Where does the word "持感舒适" show up in the records? Copy every line that has it.

Segment Start: DATA SHOWN

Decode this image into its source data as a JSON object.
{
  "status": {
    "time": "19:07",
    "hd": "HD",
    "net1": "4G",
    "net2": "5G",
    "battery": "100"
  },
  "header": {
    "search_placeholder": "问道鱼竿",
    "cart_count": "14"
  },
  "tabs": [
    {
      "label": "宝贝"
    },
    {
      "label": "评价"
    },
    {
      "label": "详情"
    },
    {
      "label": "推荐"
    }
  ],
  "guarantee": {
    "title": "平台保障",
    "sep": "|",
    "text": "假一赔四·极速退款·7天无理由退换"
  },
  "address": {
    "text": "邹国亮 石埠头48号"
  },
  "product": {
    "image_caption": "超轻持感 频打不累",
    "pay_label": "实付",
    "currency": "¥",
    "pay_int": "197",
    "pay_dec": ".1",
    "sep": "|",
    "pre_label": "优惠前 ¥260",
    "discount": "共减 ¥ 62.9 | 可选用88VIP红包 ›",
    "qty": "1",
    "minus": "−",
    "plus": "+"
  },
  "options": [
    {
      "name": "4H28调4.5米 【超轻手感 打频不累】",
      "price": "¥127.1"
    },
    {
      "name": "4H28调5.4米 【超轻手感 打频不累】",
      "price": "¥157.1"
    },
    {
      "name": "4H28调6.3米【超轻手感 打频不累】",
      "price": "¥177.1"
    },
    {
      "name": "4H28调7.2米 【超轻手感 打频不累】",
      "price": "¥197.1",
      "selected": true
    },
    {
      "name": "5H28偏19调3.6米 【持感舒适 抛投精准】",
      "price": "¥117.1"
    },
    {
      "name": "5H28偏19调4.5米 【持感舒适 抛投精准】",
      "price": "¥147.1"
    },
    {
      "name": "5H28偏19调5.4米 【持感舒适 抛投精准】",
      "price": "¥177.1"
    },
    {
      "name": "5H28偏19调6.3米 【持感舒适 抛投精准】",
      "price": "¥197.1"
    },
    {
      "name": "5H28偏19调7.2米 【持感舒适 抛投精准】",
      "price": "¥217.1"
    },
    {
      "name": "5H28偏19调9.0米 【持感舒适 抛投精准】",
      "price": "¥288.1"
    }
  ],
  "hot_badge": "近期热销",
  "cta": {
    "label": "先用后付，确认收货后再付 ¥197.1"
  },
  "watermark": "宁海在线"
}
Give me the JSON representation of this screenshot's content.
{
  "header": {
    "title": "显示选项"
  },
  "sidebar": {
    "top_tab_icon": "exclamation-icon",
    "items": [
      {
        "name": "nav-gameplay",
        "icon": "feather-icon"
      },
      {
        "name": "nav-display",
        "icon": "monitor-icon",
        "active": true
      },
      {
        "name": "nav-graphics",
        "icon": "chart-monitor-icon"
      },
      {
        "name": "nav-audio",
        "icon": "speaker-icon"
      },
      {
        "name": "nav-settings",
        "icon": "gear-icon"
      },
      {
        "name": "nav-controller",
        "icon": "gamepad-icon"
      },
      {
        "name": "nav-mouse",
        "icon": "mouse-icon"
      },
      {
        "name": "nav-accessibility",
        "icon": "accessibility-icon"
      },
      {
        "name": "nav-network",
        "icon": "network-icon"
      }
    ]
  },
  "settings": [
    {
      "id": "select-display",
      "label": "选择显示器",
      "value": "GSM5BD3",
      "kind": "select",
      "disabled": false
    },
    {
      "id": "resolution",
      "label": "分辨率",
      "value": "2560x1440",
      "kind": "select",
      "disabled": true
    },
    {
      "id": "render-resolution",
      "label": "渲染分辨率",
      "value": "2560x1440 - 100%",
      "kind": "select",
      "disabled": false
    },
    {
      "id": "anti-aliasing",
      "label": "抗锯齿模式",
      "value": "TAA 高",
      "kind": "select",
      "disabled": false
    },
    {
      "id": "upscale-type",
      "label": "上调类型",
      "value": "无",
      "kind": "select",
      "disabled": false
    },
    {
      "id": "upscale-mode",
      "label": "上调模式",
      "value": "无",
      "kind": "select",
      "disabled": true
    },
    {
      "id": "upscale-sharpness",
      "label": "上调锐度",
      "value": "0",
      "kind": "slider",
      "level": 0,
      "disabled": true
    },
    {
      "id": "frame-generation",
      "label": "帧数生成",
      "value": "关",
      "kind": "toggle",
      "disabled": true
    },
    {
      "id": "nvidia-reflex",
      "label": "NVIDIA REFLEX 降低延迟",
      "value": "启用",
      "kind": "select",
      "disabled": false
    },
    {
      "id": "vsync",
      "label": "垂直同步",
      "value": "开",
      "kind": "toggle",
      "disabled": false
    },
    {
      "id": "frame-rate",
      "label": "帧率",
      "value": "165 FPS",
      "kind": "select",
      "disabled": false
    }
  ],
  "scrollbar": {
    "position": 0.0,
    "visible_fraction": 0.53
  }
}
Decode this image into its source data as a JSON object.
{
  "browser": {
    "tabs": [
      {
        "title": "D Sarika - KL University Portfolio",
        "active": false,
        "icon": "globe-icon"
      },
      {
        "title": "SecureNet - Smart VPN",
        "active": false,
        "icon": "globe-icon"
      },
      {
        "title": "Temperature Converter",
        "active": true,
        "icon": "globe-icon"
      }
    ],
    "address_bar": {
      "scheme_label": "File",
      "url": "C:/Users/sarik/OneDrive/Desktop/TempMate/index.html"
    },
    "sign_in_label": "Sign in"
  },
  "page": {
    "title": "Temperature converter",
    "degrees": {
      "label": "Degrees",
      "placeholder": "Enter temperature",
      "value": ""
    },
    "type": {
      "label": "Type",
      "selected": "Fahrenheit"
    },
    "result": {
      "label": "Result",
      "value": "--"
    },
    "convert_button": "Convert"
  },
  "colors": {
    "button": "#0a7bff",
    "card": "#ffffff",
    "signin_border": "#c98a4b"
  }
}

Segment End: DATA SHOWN

** SOLVED EXERCISE **
      "name": "5H28偏19调3.6米 【持感舒适 抛投精准】",
      "name": "5H28偏19调4.5米 【持感舒适 抛投精准】",
      "name": "5H28偏19调5.4米 【持感舒适 抛投精准】",
      "name": "5H28偏19调6.3米 【持感舒适 抛投精准】",
      "name": "5H28偏19调7.2米 【持感舒适 抛投精准】",
      "name": "5H28偏19调9.0米 【持感舒适 抛投精准】",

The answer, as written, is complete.